(Component data from apps and pages)
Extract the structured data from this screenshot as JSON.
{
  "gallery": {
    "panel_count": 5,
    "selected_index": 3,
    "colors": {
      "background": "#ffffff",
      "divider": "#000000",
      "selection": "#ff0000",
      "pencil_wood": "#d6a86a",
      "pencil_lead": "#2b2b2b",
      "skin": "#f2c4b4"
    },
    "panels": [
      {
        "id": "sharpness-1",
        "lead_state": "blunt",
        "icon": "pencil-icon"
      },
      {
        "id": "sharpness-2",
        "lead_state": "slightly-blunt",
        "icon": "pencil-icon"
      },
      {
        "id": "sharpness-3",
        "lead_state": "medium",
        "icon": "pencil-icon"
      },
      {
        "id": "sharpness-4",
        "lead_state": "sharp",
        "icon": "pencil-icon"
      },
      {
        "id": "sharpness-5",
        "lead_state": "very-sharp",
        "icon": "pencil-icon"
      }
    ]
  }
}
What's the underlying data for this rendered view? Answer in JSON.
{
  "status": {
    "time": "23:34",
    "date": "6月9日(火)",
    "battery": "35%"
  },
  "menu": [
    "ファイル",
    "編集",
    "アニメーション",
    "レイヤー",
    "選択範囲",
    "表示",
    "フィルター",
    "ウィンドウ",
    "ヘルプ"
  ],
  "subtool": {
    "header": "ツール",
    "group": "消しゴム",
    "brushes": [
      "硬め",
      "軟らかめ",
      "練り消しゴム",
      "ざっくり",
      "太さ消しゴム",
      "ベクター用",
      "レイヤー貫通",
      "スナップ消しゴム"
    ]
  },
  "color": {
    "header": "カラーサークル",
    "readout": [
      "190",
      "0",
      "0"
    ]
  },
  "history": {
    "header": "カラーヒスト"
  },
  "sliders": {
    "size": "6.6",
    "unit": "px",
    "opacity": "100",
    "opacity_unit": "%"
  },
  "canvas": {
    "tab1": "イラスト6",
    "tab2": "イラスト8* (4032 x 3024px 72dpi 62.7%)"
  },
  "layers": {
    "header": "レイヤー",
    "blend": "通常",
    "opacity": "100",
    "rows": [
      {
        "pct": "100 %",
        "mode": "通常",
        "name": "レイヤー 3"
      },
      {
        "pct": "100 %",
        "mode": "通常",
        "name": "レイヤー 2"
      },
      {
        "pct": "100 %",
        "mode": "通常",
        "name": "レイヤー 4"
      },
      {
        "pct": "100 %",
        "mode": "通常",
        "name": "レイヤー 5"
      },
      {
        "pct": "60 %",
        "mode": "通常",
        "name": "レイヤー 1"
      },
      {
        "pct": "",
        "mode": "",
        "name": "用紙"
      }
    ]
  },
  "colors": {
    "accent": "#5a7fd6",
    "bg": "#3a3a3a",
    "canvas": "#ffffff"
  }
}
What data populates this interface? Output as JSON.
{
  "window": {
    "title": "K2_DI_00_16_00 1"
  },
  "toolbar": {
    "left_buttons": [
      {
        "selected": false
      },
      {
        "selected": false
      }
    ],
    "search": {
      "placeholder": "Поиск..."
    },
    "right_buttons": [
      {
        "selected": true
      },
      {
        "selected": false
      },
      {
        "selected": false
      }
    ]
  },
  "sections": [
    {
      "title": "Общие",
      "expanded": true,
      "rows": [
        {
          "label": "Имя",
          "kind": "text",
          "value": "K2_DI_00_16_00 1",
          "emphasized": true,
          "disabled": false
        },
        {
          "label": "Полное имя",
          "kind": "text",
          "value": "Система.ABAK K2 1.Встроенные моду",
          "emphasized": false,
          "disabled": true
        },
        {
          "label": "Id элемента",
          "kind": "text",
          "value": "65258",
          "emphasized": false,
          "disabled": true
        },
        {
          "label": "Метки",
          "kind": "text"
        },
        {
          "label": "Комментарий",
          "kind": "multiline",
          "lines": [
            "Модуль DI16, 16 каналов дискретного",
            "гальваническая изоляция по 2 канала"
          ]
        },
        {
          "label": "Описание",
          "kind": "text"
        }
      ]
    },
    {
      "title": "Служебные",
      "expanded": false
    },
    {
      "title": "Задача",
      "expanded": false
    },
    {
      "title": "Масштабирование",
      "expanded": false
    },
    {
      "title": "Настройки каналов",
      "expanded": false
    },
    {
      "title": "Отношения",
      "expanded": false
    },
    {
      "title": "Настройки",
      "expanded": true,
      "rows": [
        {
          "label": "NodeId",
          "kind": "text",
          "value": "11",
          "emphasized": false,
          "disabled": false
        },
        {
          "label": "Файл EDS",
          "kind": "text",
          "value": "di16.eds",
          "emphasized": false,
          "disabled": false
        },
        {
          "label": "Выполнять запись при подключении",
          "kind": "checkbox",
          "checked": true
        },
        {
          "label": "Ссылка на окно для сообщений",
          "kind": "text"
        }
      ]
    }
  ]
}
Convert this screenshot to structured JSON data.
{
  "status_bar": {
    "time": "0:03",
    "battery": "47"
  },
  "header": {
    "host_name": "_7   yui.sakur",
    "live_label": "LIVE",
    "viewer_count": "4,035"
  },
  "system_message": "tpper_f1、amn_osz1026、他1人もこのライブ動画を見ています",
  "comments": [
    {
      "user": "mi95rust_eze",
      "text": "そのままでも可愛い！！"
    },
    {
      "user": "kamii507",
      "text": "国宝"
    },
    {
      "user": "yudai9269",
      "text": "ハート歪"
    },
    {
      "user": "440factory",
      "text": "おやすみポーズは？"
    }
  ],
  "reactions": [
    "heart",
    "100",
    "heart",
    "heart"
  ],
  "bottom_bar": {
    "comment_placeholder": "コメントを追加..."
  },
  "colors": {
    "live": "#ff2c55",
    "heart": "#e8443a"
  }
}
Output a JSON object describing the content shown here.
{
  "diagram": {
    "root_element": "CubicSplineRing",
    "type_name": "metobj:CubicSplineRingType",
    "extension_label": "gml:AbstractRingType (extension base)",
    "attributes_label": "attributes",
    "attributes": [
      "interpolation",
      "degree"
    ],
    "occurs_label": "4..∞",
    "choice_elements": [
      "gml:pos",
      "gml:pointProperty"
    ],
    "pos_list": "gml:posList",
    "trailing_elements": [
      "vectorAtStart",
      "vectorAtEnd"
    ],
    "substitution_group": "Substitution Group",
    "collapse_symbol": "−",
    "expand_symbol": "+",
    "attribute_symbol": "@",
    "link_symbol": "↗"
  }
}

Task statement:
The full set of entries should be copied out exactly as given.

Solved exercise:
Extract the structured data from this screenshot as JSON.
{
  "gallery": {
    "panel_count": 5,
    "selected_index": 3,
    "colors": {
      "background": "#ffffff",
      "divider": "#000000",
      "selection": "#ff0000",
      "pencil_wood": "#d6a86a",
      "pencil_lead": "#2b2b2b",
      "skin": "#f2c4b4"
    },
    "panels": [
      {
        "id": "sharpness-1",
        "lead_state": "blunt",
        "icon": "pencil-icon"
      },
      {
        "id": "sharpness-2",
        "lead_state": "slightly-blunt",
        "icon": "pencil-icon"
      },
      {
        "id": "sharpness-3",
        "lead_state": "medium",
        "icon": "pencil-icon"
      },
      {
        "id": "sharpness-4",
        "lead_state": "sharp",
        "icon": "pencil-icon"
      },
      {
        "id": "sharpness-5",
        "lead_state": "very-sharp",
        "icon": "pencil-icon"
      }
    ]
  }
}
What's the underlying data for this rendered view? Answer in JSON.
{
  "status": {
    "time": "23:34",
    "date": "6月9日(火)",
    "battery": "35%"
  },
  "menu": [
    "ファイル",
    "編集",
    "アニメーション",
    "レイヤー",
    "選択範囲",
    "表示",
    "フィルター",
    "ウィンドウ",
    "ヘルプ"
  ],
  "subtool": {
    "header": "ツール",
    "group": "消しゴム",
    "brushes": [
      "硬め",
      "軟らかめ",
      "練り消しゴム",
      "ざっくり",
      "太さ消しゴム",
      "ベクター用",
      "レイヤー貫通",
      "スナップ消しゴム"
    ]
  },
  "color": {
    "header": "カラーサークル",
    "readout": [
      "190",
      "0",
      "0"
    ]
  },
  "history": {
    "header": "カラーヒスト"
  },
  "sliders": {
    "size": "6.6",
    "unit": "px",
    "opacity": "100",
    "opacity_unit": "%"
  },
  "canvas": {
    "tab1": "イラスト6",
    "tab2": "イラスト8* (4032 x 3024px 72dpi 62.7%)"
  },
  "layers": {
    "header": "レイヤー",
    "blend": "通常",
    "opacity": "100",
    "rows": [
      {
        "pct": "100 %",
        "mode": "通常",
        "name": "レイヤー 3"
      },
      {
        "pct": "100 %",
        "mode": "通常",
        "name": "レイヤー 2"
      },
      {
        "pct": "100 %",
        "mode": "通常",
        "name": "レイヤー 4"
      },
      {
        "pct": "100 %",
        "mode": "通常",
        "name": "レイヤー 5"
      },
      {
        "pct": "60 %",
        "mode": "通常",
        "name": "レイヤー 1"
      },
      {
        "pct": "",
        "mode": "",
        "name": "用紙"
      }
    ]
  },
  "colors": {
    "accent": "#5a7fd6",
    "bg": "#3a3a3a",
    "canvas": "#ffffff"
  }
}
What data populates this interface? Output as JSON.
{
  "window": {
    "title": "K2_DI_00_16_00 1"
  },
  "toolbar": {
    "left_buttons": [
      {
        "selected": false
      },
      {
        "selected": false
      }
    ],
    "search": {
      "placeholder": "Поиск..."
    },
    "right_buttons": [
      {
        "selected": true
      },
      {
        "selected": false
      },
      {
        "selected": false
      }
    ]
  },
  "sections": [
    {
      "title": "Общие",
      "expanded": true,
      "rows": [
        {
          "label": "Имя",
          "kind": "text",
          "value": "K2_DI_00_16_00 1",
          "emphasized": true,
          "disabled": false
        },
        {
          "label": "Полное имя",
          "kind": "text",
          "value": "Система.ABAK K2 1.Встроенные моду",
          "emphasized": false,
          "disabled": true
        },
        {
          "label": "Id элемента",
          "kind": "text",
          "value": "65258",
          "emphasized": false,
          "disabled": true
        },
        {
          "label": "Метки",
          "kind": "text"
        },
        {
          "label": "Комментарий",
          "kind": "multiline",
          "lines": [
            "Модуль DI16, 16 каналов дискретного",
            "гальваническая изоляция по 2 канала"
          ]
        },
        {
          "label": "Описание",
          "kind": "text"
        }
      ]
    },
    {
      "title": "Служебные",
      "expanded": false
    },
    {
      "title": "Задача",
      "expanded": false
    },
    {
      "title": "Масштабирование",
      "expanded": false
    },
    {
      "title": "Настройки каналов",
      "expanded": false
    },
    {
      "title": "Отношения",
      "expanded": false
    },
    {
      "title": "Настройки",
      "expanded": true,
      "rows": [
        {
          "label": "NodeId",
          "kind": "text",
          "value": "11",
          "emphasized": false,
          "disabled": false
        },
        {
          "label": "Файл EDS",
          "kind": "text",
          "value": "di16.eds",
          "emphasized": false,
          "disabled": false
        },
        {
          "label": "Выполнять запись при подключении",
          "kind": "checkbox",
          "checked": true
        },
        {
          "label": "Ссылка на окно для сообщений",
          "kind": "text"
        }
      ]
    }
  ]
}
Convert this screenshot to structured JSON data.
{
  "status_bar": {
    "time": "0:03",
    "battery": "47"
  },
  "header": {
    "host_name": "_7   yui.sakur",
    "live_label": "LIVE",
    "viewer_count": "4,035"
  },
  "system_message": "tpper_f1、amn_osz1026、他1人もこのライブ動画を見ています",
  "comments": [
    {
      "user": "mi95rust_eze",
      "text": "そのままでも可愛い！！"
    },
    {
      "user": "kamii507",
      "text": "国宝"
    },
    {
      "user": "yudai9269",
      "text": "ハート歪"
    },
    {
      "user": "440factory",
      "text": "おやすみポーズは？"
    }
  ],
  "reactions": [
    "heart",
    "100",
    "heart",
    "heart"
  ],
  "bottom_bar": {
    "comment_placeholder": "コメントを追加..."
  },
  "colors": {
    "live": "#ff2c55",
    "heart": "#e8443a"
  }
}
Output a JSON object describing the content shown here.
{
  "diagram": {
    "root_element": "CubicSplineRing",
    "type_name": "metobj:CubicSplineRingType",
    "extension_label": "gml:AbstractRingType (extension base)",
    "attributes_label": "attributes",
    "attributes": [
      "interpolation",
      "degree"
    ],
    "occurs_label": "4..∞",
    "choice_elements": [
      "gml:pos",
      "gml:pointProperty"
    ],
    "pos_list": "gml:posList",
    "trailing_elements": [
      "vectorAtStart",
      "vectorAtEnd"
    ],
    "substitution_group": "Substitution Group",
    "collapse_symbol": "−",
    "expand_symbol": "+",
    "attribute_symbol": "@",
    "link_symbol": "↗"
  }
}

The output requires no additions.